"We were unable to match the measured unabsorbed laser light and radiated X-ray flux, but the plasma conditions were insensitive to the energy discrepancy for these processes," Farmer said of the work. “This suggests that deficiencies in the modeling are not due to heat transport but some other piece of physics.”

This research was conducted in an effort to determine the source of the “drive-deficit,” a long-standing problem in ICF and HED modeling whereby capsule bang-times always seem to occur later than in simulations and the amount of X-ray flux in a hohlraum is over-predicted by simulation.

Previously, it had been proposed that using a restrictive heat flux model could eliminate part of the drive-deficit. The gold sphere results do not support this approach and suggest that the problem is elsewhere. Solving the drive-deficit issue is an important step toward developing a predictive model of ICF and HED experiments.

Farmer compared energy balance in a hohlraum to cooking a cake in an oven. “You’ve put your cake in the oven,” he said. “And you want to know when you have to take it out. In order to know, you need to understand how much energy you’re putting into the oven, how much energy is reflected by the walls and how much energy is lost via conduction out of the walls, so that your estimate of the oven temperature is correct.”

Farmer said that for whatever reason, the oven is cooler than we think it should be and the cake always seems to take longer to cook than we think it should, and this work is trying to figure out why the oven is "leakier" than expected. “We’ve determined that heat transport, at least for directly driven gold spheres. No one wants a runny cake,” he explained.

Farmer said the work sits at the heart of the stockpile stewardship mission for the Lab, because it is attempting to develop predictive tools that can be applied throughout the HED and ICF communities. “I think that if we can understand the drive-deficit, it will have profound implications for many different active areas of research at the Laboratory,” he said.

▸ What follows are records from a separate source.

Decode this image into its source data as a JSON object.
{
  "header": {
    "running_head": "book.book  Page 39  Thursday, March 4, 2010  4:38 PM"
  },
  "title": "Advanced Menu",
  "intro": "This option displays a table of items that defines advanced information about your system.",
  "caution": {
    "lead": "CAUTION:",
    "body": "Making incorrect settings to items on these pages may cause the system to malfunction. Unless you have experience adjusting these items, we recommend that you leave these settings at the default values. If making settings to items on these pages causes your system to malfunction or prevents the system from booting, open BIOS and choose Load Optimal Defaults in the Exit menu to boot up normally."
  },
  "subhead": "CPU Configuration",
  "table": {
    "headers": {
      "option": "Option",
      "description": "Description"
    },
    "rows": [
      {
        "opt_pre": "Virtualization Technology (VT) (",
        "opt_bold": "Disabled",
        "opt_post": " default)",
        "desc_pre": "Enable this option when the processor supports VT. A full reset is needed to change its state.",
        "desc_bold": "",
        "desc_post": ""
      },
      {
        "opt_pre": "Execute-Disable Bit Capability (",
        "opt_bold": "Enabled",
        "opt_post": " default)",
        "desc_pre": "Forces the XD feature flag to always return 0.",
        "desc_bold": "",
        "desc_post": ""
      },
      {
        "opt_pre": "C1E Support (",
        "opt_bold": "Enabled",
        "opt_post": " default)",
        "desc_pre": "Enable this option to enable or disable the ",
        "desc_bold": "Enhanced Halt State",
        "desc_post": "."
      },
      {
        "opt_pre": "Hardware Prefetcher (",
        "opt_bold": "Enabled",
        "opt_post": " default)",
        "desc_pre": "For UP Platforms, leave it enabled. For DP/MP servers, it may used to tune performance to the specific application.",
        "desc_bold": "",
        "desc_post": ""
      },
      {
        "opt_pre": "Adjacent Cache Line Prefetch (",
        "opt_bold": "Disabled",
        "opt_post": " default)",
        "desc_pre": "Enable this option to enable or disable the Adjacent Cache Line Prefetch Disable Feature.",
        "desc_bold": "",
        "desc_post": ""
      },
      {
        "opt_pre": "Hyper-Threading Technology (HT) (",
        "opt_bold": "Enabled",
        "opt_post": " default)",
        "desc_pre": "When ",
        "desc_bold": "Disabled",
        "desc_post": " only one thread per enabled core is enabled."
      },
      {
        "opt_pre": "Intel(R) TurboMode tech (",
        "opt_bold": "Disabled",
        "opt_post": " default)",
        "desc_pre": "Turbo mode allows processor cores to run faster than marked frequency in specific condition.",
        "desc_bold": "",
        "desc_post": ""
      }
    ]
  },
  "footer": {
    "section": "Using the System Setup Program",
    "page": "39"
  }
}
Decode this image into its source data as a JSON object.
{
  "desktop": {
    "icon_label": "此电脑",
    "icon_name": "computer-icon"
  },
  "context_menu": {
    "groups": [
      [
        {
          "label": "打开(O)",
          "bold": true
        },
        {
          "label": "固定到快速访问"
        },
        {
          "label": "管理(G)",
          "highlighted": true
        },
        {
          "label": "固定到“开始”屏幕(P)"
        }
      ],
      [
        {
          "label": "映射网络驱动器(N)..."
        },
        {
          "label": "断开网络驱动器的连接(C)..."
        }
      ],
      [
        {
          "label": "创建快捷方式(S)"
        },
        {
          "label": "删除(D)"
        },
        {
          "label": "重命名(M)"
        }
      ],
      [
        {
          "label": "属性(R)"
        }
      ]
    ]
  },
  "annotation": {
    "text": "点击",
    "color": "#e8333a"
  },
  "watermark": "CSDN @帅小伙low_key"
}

Farmer said that since the team has concluded that the problem is not heat transport, the next step is to examine other possible physical mechanisms. First, they want to examine whether they can match both the plasma conditions and the laser coupling using the best laser plasma interaction codes for low Z, beryllium spheres where little energy is partitioned into X-rays. Then the team will take what is learned and apply it to gold spheres to see if there is a self-consistent story for both laser coupling and heat transport, with any further discrepancy likely attributable to deficiencies in the modeling of atomic physics processes.

Second, the team has put in a proposal to do mid-Z spheres, where radiation has a moderate impact on the energy balance. There, the researchers can test if the discrepancy in simulated energy balance is due to the atomic physics predictions of X-ray opacities and emissivities.

Farmer said LLNL has built a strong collaboration with Rozmus and his graduate student Bruulsema who were instrumental in analyzing the data for the work. Two publications have come out of this project so far and a third is being written. Additional publications are expected as work continues.